# [What you have to do]
Show each line of the data below that has the string "name" in it.

# [Material provided]
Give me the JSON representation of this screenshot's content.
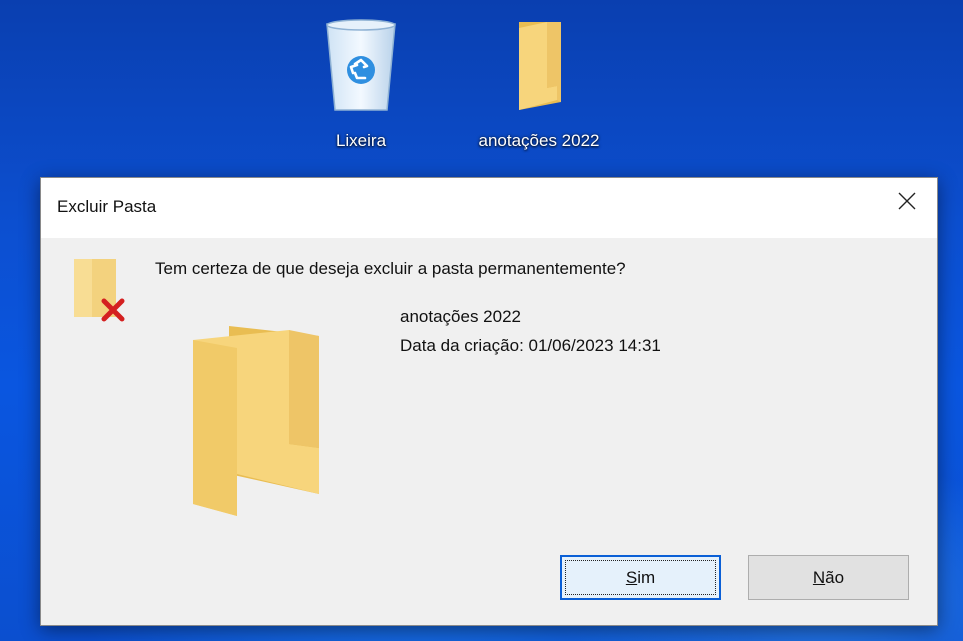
{
  "desktop": {
    "icons": [
      {
        "label": "Lixeira",
        "icon": "recycle-bin-icon"
      },
      {
        "label": "anotações 2022",
        "icon": "folder-icon"
      }
    ]
  },
  "dialog": {
    "title": "Excluir Pasta",
    "close_icon": "close-icon",
    "question": "Tem certeza de que deseja excluir a pasta permanentemente?",
    "item": {
      "name": "anotações 2022",
      "date_label": "Data da criação: 01/06/2023 14:31"
    },
    "buttons": {
      "yes": {
        "accel": "S",
        "rest": "im",
        "full": "Sim"
      },
      "no": {
        "accel": "N",
        "rest": "ão",
        "full": "Não"
      }
    }
  },
  "colors": {
    "desktop_bg": "#0b4fcf",
    "dialog_bg": "#f0f0f0",
    "titlebar_bg": "#ffffff",
    "default_button_border": "#0a5fd6",
    "folder_yellow": "#f5d27a",
    "delete_x": "#d42020"
  }
}
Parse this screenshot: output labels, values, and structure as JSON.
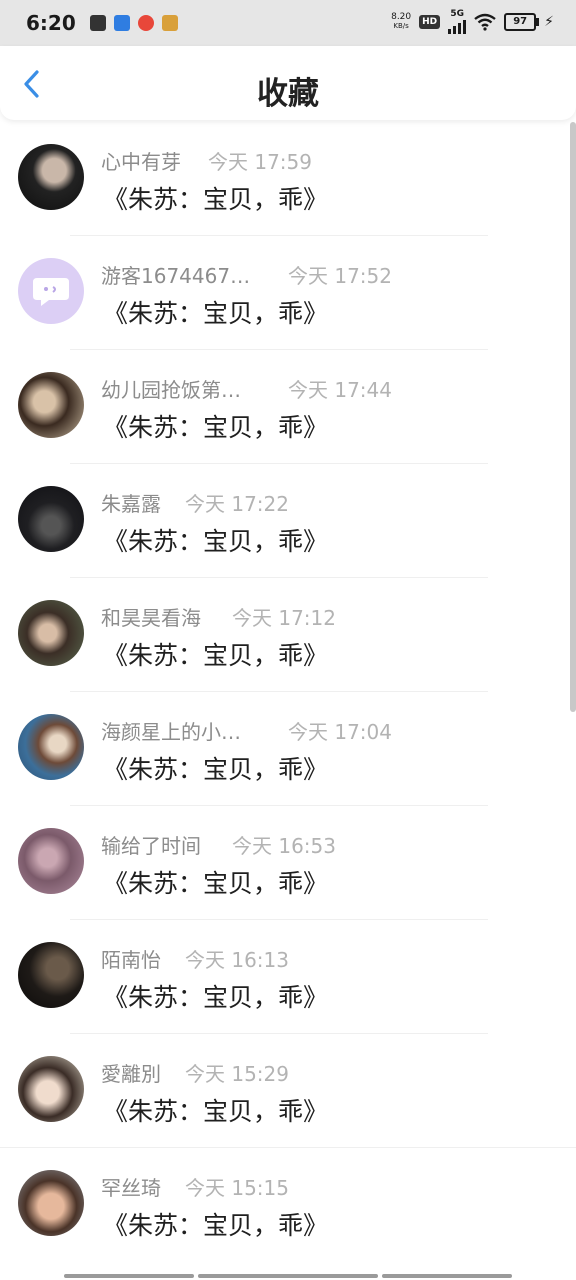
{
  "status": {
    "time": "6:20",
    "net_speed_value": "8.20",
    "net_speed_unit": "KB/s",
    "hd": "HD",
    "network": "5G",
    "battery": "97"
  },
  "header": {
    "title": "收藏"
  },
  "items": [
    {
      "name": "心中有芽",
      "time": "今天 17:59",
      "title": "《朱苏：宝贝，乖》"
    },
    {
      "name": "游客1674467…",
      "time": "今天 17:52",
      "title": "《朱苏：宝贝，乖》"
    },
    {
      "name": "幼儿园抢饭第…",
      "time": "今天 17:44",
      "title": "《朱苏：宝贝，乖》"
    },
    {
      "name": "朱嘉露",
      "time": "今天 17:22",
      "title": "《朱苏：宝贝，乖》"
    },
    {
      "name": "和昊昊看海",
      "time": "今天 17:12",
      "title": "《朱苏：宝贝，乖》"
    },
    {
      "name": "海颜星上的小…",
      "time": "今天 17:04",
      "title": "《朱苏：宝贝，乖》"
    },
    {
      "name": "输给了时间",
      "time": "今天 16:53",
      "title": "《朱苏：宝贝，乖》"
    },
    {
      "name": "陌南怡",
      "time": "今天 16:13",
      "title": "《朱苏：宝贝，乖》"
    },
    {
      "name": "愛離別",
      "time": "今天 15:29",
      "title": "《朱苏：宝贝，乖》"
    },
    {
      "name": "罕丝琦",
      "time": "今天 15:15",
      "title": "《朱苏：宝贝，乖》"
    }
  ],
  "colors": {
    "accent": "#3a8ee6",
    "name": "#8c8c8c",
    "time": "#b3b3b3"
  }
}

# [Response to the task]
      "name": "anotações 2022",
      "name": "心中有芽",
      "name": "游客1674467…",
      "name": "幼儿园抢饭第…",
      "name": "朱嘉露",
      "name": "和昊昊看海",
      "name": "海颜星上的小…",
      "name": "输给了时间",
      "name": "陌南怡",
      "name": "愛離別",
      "name": "罕丝琦",
    "name": "#8c8c8c",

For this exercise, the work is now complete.